A coalition of environmental groups is asking the federal government to require ships traveling through California’s marine sanctuaries to slow down to avoid fatal collisions with whales, a problem they say has climbed to “unsustainable levels.”
Four groups filed a petition Monday asking the U.S. Department of Commerce to establish a 10-knot limit for large commercial vessels traveling through California’s four National Marine Sanctuaries in the Channel Islands, Monterey Bay, Gulf of the Farallones and Cordell Bank. Some freighters travel through those waters at more than twice that speed.
Nearly 50 whales have been hit by ships off the California coast in the last decade, according to experts, who believe the number is probably much higher because many accidents go unreported.
GOP presidential candidate Herman Cain will headline a Wednesday rally in downtown New York to protest a regional global warming compact.
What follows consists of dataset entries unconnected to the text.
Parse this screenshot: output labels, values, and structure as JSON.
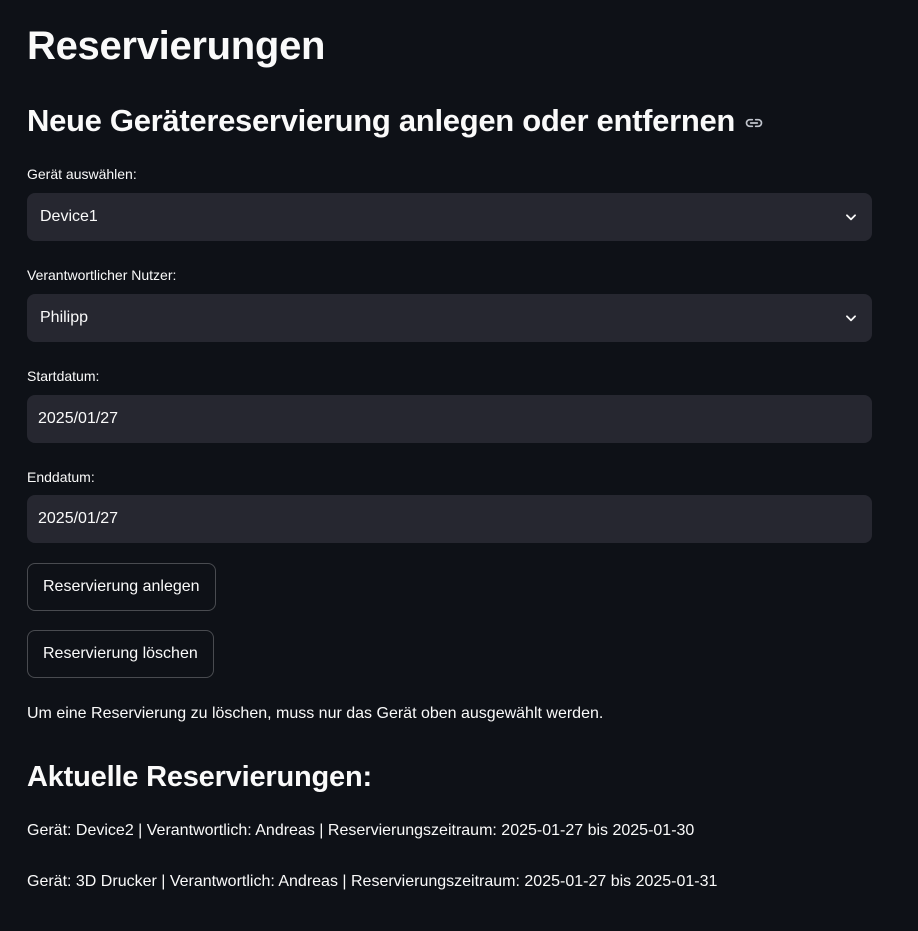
{
  "page_title": "Reservierungen",
  "section_title": "Neue Gerätereservierung anlegen oder entfernen",
  "form": {
    "device": {
      "label": "Gerät auswählen:",
      "value": "Device1"
    },
    "user": {
      "label": "Verantwortlicher Nutzer:",
      "value": "Philipp"
    },
    "start": {
      "label": "Startdatum:",
      "value": "2025/01/27"
    },
    "end": {
      "label": "Enddatum:",
      "value": "2025/01/27"
    }
  },
  "buttons": {
    "create": "Reservierung anlegen",
    "delete": "Reservierung löschen"
  },
  "info_text": "Um eine Reservierung zu löschen, muss nur das Gerät oben ausgewählt werden.",
  "current": {
    "title": "Aktuelle Reservierungen:",
    "items": [
      "Gerät: Device2 | Verantwortlich: Andreas | Reservierungszeitraum: 2025-01-27 bis 2025-01-30",
      "Gerät: 3D Drucker | Verantwortlich: Andreas | Reservierungszeitraum: 2025-01-27 bis 2025-01-31"
    ]
  },
  "icons": {
    "anchor": "link-icon",
    "dropdown": "chevron-down-icon"
  },
  "colors": {
    "background": "#0e1117",
    "input_background": "#262730",
    "text": "#fafafa"
  }
}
Cain joins the Koch-affiliated Americans for Prosperity’s rally, which is scheduled for noon and is expected to draw a couple of hundred tea party supporters who want to put an end to the Regional Greenhouse Gas Initiative.
While the GOP controlled House was busy slashing clean energy program budgets last week, a Senate subcommittee was occupied with drafting a bill that, among other efforts, aims to make solar power system installations faster and cheaper for the nation.
The “10 Million Solar Roofs Act of 2011″ is a piece of legislation spearheaded by Senators Bernie Sanders and John Boozman of the Senate Green Jobs and New Economy Subcommittee. If passed, the bill would establish a goal of powering 10 million homes and businesses with solar energy by 2020.
As of 2009, the most recent year considered in the report by the non-governmental Climate Policy Initiative, China is on its way to meeting its own ambitious targets for 2010, according to Qi Ye, the group’s director at Tsinghua University in Beijing.
China’s overall emissions of climate-warming carbon dioxide are rising fast as its economy grows but more energy efficiency is helping to bring down energy intensity, Qi said at a briefing at the Brookings Institution think tank.
Qi attributed the progress to a renewable energy law that spurs development of hydro-electric and solar power, the construction of large-scale power plants and the closing of small, inefficient power plants.
He said the problem now is that China’s next five-year plan calls for continued cuts: a 16 percent reduction in energy intensity and a 17 percent decrease in carbon intensity — the amount of carbon emitted for each unit of economic output, usually gross domestic product.